Kinder is considered the most dependable and consistent of this group by far. Tight End Darrell Strong is solid, and is a good target at 6-foot-6. He had three catches for 30-yards against Virginia, including a spectacular grab that he made over a Cavalier safety and a touchdown reception on a misdirection play. The return of wide out Joe Delasardo after a recent two week suspension should help this group as well.
We won't lie, there is no one on the field to compare to recent Pitt and Biletnikoff winners Antonio Bryant and Larry Fitzgerald. However, this group is coming on, Kinder has become dangerous, and if if recent success is any indication, they will be just fine.
Wannstedt wants to play four running backs this year, but is counting first and foremost on the solid contributions of two, Larod Stephens-Howling, who scampered for 58-yards on 17 carries and who caught two passes for 37-yards before being sidelined with an ankle injury against Virginia, and Shane Brooks.
Brooks won a backup role in a key fall scrimmage with a 13-carry, 92-yard, and two touchdown effort. In the opener against the Cavaliers he rushed for 45-yards on nine carries. Brooks also has deceiving speed on the perimeter and was the primary ball toter against the Bearcats and had 79-yards on 22-carries.
Also in the mix is super phenom Dorin Dickerson who has been slowed by an ankle injury, and another highly touted youngster, Kevin Collier. Especially effective against Virginia was the draw play, something the Spartans will have to be aware of. Stephens-Howling sat out against Cincy and his status for MSU is yet to be determined.
Something that could help MSU is that Pitt has the propensity for fumbling the football. Last year Pitt turned the ball over quite a bit on the ground, and lost all three fumbles they had against Cincy, including some botched punt returns that gave the Bearcats some temporary life. Jarring the ball loose should be a priority for MSU.

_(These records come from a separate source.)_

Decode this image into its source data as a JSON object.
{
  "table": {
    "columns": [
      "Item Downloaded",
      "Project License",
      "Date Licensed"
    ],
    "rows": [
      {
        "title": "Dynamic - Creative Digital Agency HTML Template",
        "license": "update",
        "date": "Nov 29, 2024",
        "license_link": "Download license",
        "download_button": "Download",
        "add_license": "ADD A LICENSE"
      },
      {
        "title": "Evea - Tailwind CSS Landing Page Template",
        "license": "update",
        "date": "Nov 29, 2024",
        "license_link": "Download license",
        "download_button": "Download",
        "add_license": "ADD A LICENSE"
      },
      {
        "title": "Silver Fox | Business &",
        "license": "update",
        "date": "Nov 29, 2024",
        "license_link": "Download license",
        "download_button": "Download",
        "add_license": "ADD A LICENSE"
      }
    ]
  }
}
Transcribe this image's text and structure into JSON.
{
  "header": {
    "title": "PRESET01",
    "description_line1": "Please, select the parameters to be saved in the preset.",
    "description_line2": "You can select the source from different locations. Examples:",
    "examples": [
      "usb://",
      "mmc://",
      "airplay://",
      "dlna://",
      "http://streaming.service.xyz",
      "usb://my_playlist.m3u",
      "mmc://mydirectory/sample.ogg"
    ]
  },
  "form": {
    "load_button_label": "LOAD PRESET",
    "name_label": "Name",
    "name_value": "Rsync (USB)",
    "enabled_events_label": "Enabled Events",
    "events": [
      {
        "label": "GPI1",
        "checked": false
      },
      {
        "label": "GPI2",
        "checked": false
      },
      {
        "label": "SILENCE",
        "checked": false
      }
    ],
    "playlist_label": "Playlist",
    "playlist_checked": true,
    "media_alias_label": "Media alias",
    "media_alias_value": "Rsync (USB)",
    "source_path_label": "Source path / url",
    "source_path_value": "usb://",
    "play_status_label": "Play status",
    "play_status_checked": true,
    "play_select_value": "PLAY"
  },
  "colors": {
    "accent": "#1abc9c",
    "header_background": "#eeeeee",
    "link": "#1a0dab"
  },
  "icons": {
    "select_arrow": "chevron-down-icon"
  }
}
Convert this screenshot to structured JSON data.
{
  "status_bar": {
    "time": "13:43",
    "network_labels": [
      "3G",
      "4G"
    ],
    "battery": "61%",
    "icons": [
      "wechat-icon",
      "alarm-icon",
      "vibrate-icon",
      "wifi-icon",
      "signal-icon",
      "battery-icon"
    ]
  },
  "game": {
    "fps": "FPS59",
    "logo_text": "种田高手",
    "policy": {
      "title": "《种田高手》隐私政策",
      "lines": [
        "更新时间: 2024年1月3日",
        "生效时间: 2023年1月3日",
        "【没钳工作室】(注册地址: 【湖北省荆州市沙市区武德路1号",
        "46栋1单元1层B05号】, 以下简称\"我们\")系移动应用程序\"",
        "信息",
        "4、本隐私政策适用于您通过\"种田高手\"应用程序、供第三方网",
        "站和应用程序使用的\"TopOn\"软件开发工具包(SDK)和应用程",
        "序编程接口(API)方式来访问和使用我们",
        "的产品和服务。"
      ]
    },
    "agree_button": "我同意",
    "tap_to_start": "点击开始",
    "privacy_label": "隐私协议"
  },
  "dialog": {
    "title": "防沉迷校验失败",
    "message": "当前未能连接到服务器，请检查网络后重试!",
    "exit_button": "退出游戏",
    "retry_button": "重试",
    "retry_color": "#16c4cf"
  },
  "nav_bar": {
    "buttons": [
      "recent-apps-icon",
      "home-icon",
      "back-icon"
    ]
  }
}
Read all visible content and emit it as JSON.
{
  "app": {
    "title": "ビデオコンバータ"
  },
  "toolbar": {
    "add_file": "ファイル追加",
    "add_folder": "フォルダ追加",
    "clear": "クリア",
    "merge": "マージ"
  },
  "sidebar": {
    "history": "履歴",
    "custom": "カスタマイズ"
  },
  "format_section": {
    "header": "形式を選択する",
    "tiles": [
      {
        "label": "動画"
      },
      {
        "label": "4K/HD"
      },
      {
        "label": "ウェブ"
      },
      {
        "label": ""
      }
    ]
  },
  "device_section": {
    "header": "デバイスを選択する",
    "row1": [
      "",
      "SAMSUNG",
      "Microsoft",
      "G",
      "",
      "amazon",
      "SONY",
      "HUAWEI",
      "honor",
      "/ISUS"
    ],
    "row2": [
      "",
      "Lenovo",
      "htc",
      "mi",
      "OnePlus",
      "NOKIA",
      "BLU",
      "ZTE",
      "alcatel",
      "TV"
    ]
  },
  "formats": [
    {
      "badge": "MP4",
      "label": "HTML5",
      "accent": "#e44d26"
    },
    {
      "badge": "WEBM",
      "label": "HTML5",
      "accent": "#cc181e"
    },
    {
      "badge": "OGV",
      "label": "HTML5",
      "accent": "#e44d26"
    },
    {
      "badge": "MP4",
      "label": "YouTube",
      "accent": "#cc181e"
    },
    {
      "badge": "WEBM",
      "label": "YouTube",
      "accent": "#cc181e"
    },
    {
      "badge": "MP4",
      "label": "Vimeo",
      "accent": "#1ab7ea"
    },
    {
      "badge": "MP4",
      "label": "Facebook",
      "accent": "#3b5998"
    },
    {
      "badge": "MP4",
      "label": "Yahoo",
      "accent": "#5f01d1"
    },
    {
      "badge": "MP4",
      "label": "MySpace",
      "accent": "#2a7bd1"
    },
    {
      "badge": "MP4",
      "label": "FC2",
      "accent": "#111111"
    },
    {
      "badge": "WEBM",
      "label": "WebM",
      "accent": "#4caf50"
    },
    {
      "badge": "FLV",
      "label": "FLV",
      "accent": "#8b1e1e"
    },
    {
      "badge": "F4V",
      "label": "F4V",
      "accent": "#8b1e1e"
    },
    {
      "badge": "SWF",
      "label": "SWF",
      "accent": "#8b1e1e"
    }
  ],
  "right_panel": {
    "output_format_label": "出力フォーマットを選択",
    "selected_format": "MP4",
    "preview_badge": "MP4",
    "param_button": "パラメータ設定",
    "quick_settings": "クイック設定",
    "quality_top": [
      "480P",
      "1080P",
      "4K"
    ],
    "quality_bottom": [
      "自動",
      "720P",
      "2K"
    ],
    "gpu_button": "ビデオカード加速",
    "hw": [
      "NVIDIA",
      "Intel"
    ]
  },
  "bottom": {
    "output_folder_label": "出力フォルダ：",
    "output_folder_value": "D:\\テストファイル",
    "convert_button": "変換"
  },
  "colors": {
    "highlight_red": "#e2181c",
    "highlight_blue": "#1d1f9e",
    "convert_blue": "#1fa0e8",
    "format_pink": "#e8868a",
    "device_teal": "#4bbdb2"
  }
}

The offensive line was a glaring weakness last year as they generated only 3.2 yards per carry on the ground, and allowed Palko to be harrassed throughout games. Part of that was due to injuries, and the fact that a set line-up was not settled until late season as they rotated in different combinations. However, once they settled on a regular line-up the last part of the year, they played much better.
Now, four of those five starters return, and the new starter is prized JUCO recruit Jeff Otah, a 6-foot-6 340-pound behemoth, so the expectations are much higher. They were much improved against Virginia, allowing only one sack and opening holes for the ground attack.
McGlynn came under heavy criticism for poor play at times last year. This should be an advantage for MSU as the Panthers struggled some against Cincy in pass protection. They didn't give up sacks, but Palko was hurried all night.
NEXT: SCOUTING THE PANTHER DEFENSE